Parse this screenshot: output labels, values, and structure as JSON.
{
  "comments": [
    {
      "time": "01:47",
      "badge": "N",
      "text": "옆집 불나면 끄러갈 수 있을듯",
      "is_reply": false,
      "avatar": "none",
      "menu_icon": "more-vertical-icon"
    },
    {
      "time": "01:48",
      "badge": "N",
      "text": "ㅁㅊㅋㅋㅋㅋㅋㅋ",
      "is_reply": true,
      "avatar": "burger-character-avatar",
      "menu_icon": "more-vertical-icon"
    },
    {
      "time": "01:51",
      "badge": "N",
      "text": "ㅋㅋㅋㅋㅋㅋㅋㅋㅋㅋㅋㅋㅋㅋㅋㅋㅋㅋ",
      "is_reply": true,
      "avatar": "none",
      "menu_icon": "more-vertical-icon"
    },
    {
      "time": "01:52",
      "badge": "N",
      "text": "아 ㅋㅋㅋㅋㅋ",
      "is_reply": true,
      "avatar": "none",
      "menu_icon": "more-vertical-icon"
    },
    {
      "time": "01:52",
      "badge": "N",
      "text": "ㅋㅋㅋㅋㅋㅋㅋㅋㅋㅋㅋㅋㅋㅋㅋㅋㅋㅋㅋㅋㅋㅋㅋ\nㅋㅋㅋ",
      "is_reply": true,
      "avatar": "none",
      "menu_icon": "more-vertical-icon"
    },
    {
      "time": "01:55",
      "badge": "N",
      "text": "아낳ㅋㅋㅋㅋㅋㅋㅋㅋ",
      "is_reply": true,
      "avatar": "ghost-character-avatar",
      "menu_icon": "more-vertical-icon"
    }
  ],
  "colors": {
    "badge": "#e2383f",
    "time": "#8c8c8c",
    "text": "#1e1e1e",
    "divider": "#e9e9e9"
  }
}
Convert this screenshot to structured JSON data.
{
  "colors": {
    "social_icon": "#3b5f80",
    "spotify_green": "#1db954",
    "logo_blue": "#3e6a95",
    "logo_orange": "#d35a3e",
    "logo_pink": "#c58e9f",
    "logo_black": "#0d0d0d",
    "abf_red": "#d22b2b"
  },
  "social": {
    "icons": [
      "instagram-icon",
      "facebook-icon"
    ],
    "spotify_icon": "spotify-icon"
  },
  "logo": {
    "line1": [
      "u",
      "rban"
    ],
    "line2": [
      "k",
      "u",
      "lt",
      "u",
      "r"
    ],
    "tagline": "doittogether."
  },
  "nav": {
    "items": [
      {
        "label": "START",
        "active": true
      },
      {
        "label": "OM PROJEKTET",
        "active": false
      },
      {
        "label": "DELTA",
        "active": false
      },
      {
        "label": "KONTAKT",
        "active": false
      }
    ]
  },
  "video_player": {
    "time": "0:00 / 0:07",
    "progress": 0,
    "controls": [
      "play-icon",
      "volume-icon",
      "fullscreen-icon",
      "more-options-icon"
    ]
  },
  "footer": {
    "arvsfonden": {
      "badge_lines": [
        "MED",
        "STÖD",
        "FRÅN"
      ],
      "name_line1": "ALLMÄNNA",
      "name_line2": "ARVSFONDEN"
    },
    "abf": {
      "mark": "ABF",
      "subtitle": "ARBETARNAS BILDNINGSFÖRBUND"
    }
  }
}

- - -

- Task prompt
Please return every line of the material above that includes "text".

- Answer for the task
      "text": "옆집 불나면 끄러갈 수 있을듯",
      "text": "ㅁㅊㅋㅋㅋㅋㅋㅋ",
      "text": "ㅋㅋㅋㅋㅋㅋㅋㅋㅋㅋㅋㅋㅋㅋㅋㅋㅋㅋ",
      "text": "아 ㅋㅋㅋㅋㅋ",
      "text": "ㅋㅋㅋㅋㅋㅋㅋㅋㅋㅋㅋㅋㅋㅋㅋㅋㅋㅋㅋㅋㅋㅋㅋ\nㅋㅋㅋ",
      "text": "아낳ㅋㅋㅋㅋㅋㅋㅋㅋ",
    "text": "#1e1e1e",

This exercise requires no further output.